One of the boxing judges on duty at the Youth Olympic Games Buenos Aires 2018, Ramona Cobzac of Romania overcame the prejudice directed at her in the early stages of her career and is now one of a growing number of women who are making their way in a sport that was for many, many years the sole preserve of men.
The 38-year-old Cobzac has had to fight hard along the way. Yet despite all the barriers and resistance she has faced, she has refused to throw in the towel. Explaining how her association with the sport began, she said: “It was back in 2000, when I was 20, and the family of a friend of mine asked me if I wanted to be a boxing judge. They needed a woman to break into it and start opening some doors.
“My former partner was a boxer, so I knew the sport and I liked it. It seemed like a good idea to me, so I took the necessary courses and decided to give it a go.”
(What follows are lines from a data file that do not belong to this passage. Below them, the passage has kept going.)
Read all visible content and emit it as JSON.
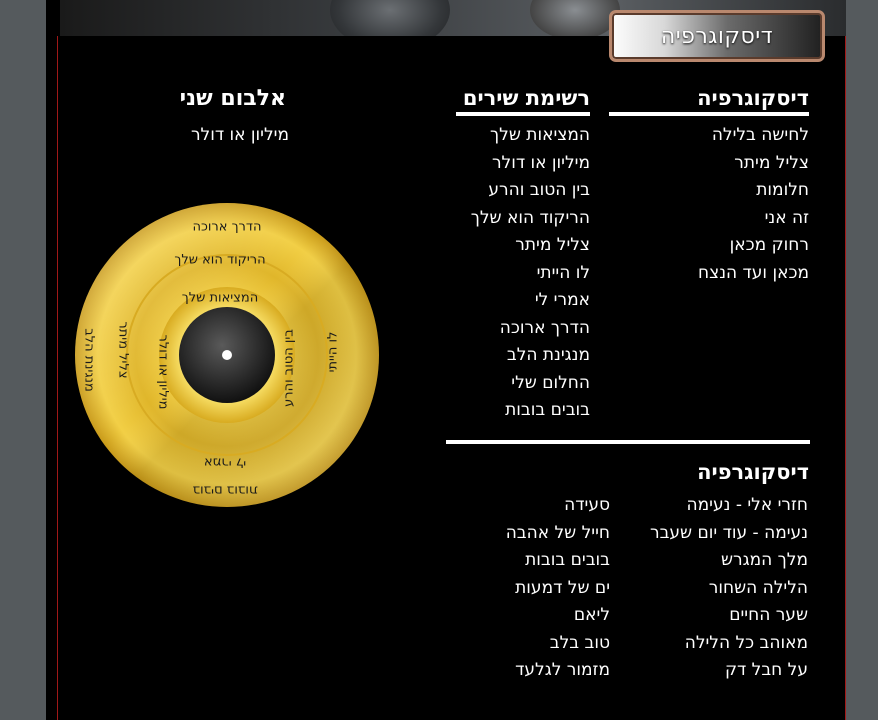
{
  "header": {
    "tab_label": "דיסקוגרפיה"
  },
  "discography_top": {
    "heading": "דיסקוגרפיה",
    "items": [
      "לחישה בלילה",
      "צליל מיתר",
      "חלומות",
      "זה אני",
      "רחוק מכאן",
      "מכאן ועד הנצח"
    ]
  },
  "song_list": {
    "heading": "רשימת שירים",
    "items": [
      "המציאות שלך",
      "מיליון או דולר",
      "בין הטוב והרע",
      "הריקוד הוא שלך",
      "צליל מיתר",
      "לו הייתי",
      "אמרי לי",
      "הדרך ארוכה",
      "מנגינת הלב",
      "החלום שלי",
      "בובים בובות"
    ]
  },
  "album": {
    "heading": "אלבום שני",
    "subtitle": "מיליון או דולר",
    "record_labels": [
      "הדרך ארוכה",
      "הריקוד הוא שלך",
      "המציאות שלך",
      "מנגינת הלב",
      "צליל מיתר",
      "מיליון או דולר",
      "בין הטוב והרע",
      "לו הייתי",
      "אמרי לי",
      "בובים בובות"
    ]
  },
  "discography_bottom": {
    "heading": "דיסקוגרפיה",
    "col_right": [
      "חזרי אלי - נעימה",
      "נעימה - עוד יום שעבר",
      "מלך המגרש",
      "הלילה השחור",
      "שער החיים",
      "מאוהב כל הלילה",
      "על חבל דק"
    ],
    "col_left": [
      "סעידה",
      "חייל של אהבה",
      "בובים בובות",
      "ים של דמעות",
      "ליאם",
      "טוב בלב",
      "מזמור לגלעד"
    ]
  },
  "colors": {
    "page_bg": "#000000",
    "side_bg": "#555a5d",
    "accent_red": "#a01818",
    "gold": "#e3b92a"
  }
}
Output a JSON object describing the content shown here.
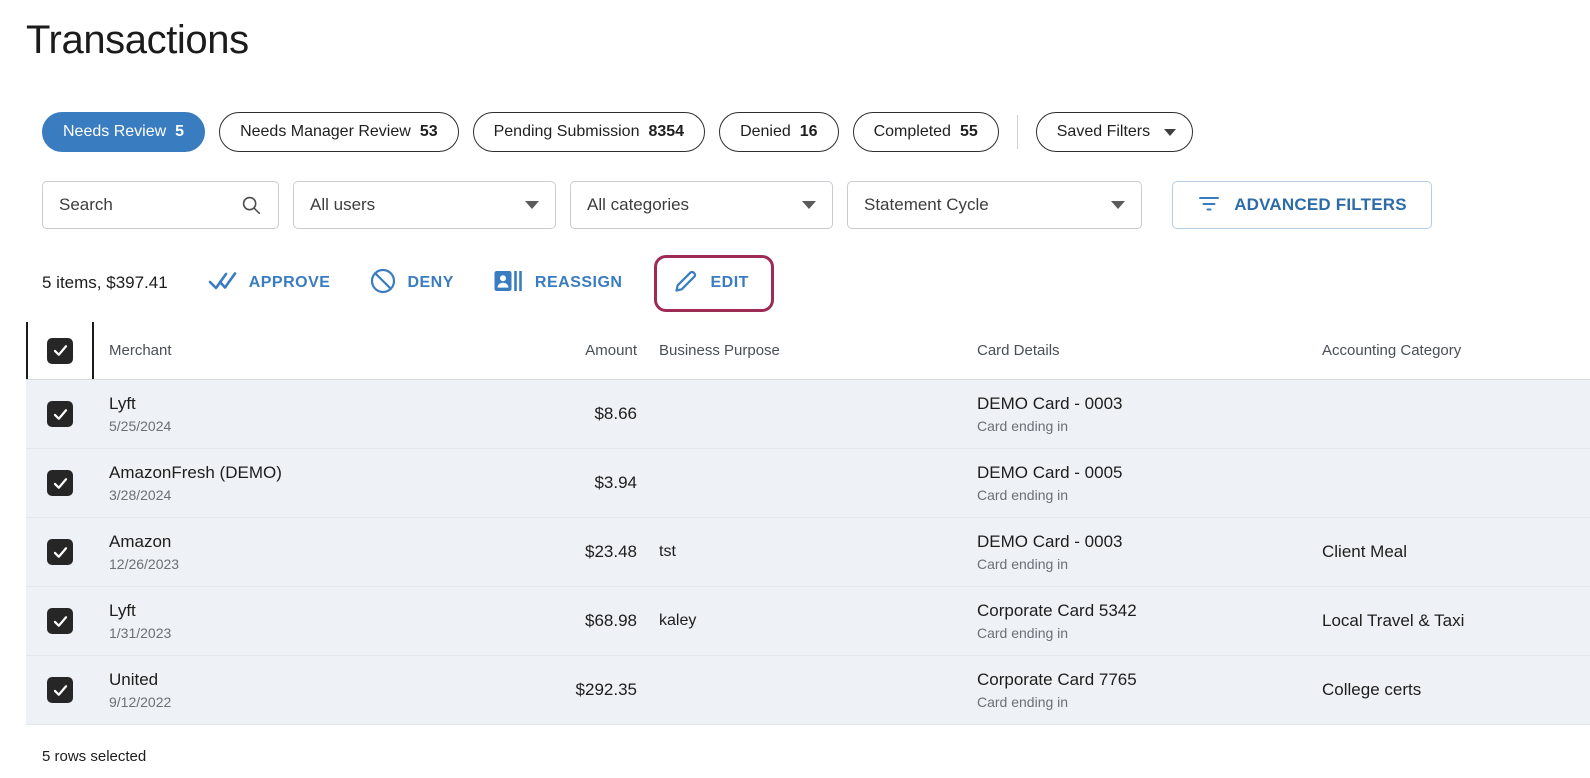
{
  "header": {
    "title": "Transactions"
  },
  "status_tabs": [
    {
      "label": "Needs Review",
      "count": "5",
      "active": true
    },
    {
      "label": "Needs Manager Review",
      "count": "53",
      "active": false
    },
    {
      "label": "Pending Submission",
      "count": "8354",
      "active": false
    },
    {
      "label": "Denied",
      "count": "16",
      "active": false
    },
    {
      "label": "Completed",
      "count": "55",
      "active": false
    }
  ],
  "saved_filters": {
    "label": "Saved Filters",
    "icon": "chevron-down-icon"
  },
  "filters": {
    "search": {
      "placeholder": "Search",
      "value": "",
      "icon": "search-icon"
    },
    "users": {
      "value": "All users",
      "icon": "chevron-down-icon"
    },
    "categories": {
      "value": "All categories",
      "icon": "chevron-down-icon"
    },
    "statement_cycle": {
      "value": "Statement Cycle",
      "icon": "chevron-down-icon"
    },
    "advanced": {
      "label": "ADVANCED FILTERS",
      "icon": "filter-icon"
    }
  },
  "bulk_actions": {
    "summary": "5 items, $397.41",
    "items": [
      {
        "label": "APPROVE",
        "icon": "double-check-icon",
        "highlighted": false
      },
      {
        "label": "DENY",
        "icon": "deny-circle-slash-icon",
        "highlighted": false
      },
      {
        "label": "REASSIGN",
        "icon": "id-badge-icon",
        "highlighted": false
      },
      {
        "label": "EDIT",
        "icon": "pencil-icon",
        "highlighted": true
      }
    ],
    "highlight_color": "#9e2b56"
  },
  "table": {
    "columns": {
      "merchant": "Merchant",
      "amount": "Amount",
      "purpose": "Business Purpose",
      "card": "Card Details",
      "category": "Accounting Category"
    },
    "select_all_checked": true,
    "rows": [
      {
        "checked": true,
        "merchant": "Lyft",
        "date": "5/25/2024",
        "amount": "$8.66",
        "purpose": "",
        "card_name": "DEMO Card - 0003",
        "card_sub": "Card ending in",
        "category": ""
      },
      {
        "checked": true,
        "merchant": "AmazonFresh (DEMO)",
        "date": "3/28/2024",
        "amount": "$3.94",
        "purpose": "",
        "card_name": "DEMO Card - 0005",
        "card_sub": "Card ending in",
        "category": ""
      },
      {
        "checked": true,
        "merchant": "Amazon",
        "date": "12/26/2023",
        "amount": "$23.48",
        "purpose": "tst",
        "card_name": "DEMO Card - 0003",
        "card_sub": "Card ending in",
        "category": "Client Meal"
      },
      {
        "checked": true,
        "merchant": "Lyft",
        "date": "1/31/2023",
        "amount": "$68.98",
        "purpose": "kaley",
        "card_name": "Corporate Card 5342",
        "card_sub": "Card ending in",
        "category": "Local Travel & Taxi"
      },
      {
        "checked": true,
        "merchant": "United",
        "date": "9/12/2022",
        "amount": "$292.35",
        "purpose": "",
        "card_name": "Corporate Card 7765",
        "card_sub": "Card ending in",
        "category": "College certs"
      }
    ]
  },
  "footer": {
    "rows_selected": "5 rows selected"
  },
  "colors": {
    "accent_blue": "#3a7cc0",
    "link_blue": "#2d6ca8",
    "row_selected_bg": "#eef2f6",
    "highlight_maroon": "#9e2b56",
    "checkbox_dark": "#262626"
  }
}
It did not take long, however, for others to resent her presence ringside, merely because of her gender. “I was discriminated against for being a woman, especially when I started out,” explained Cobzac, who also works for an electricity supplier. “The situation was very different to what it is now. Sometimes it came from work colleagues, coaches and even spectators.”
Having spent so long in the sport, she is well placed to comment on the giant strides women have been making in and out of the ring: “There are more and more of us in the boxing world now, both judges and fighters, and we all support each other.
“I try to help women who are just starting out in the sport, though it’s not as tough as it once was. I think we need to have our rightful place in society too, and I hope that boxing can empower women and give them the confidence they need to keep moving forward.”
Buenos Aires 2018 is a landmark event in the fight for equal opportunities for women. As the first gender-equal Olympic Games in history, it has seen exactly the same number of male and female athletes take part in its events.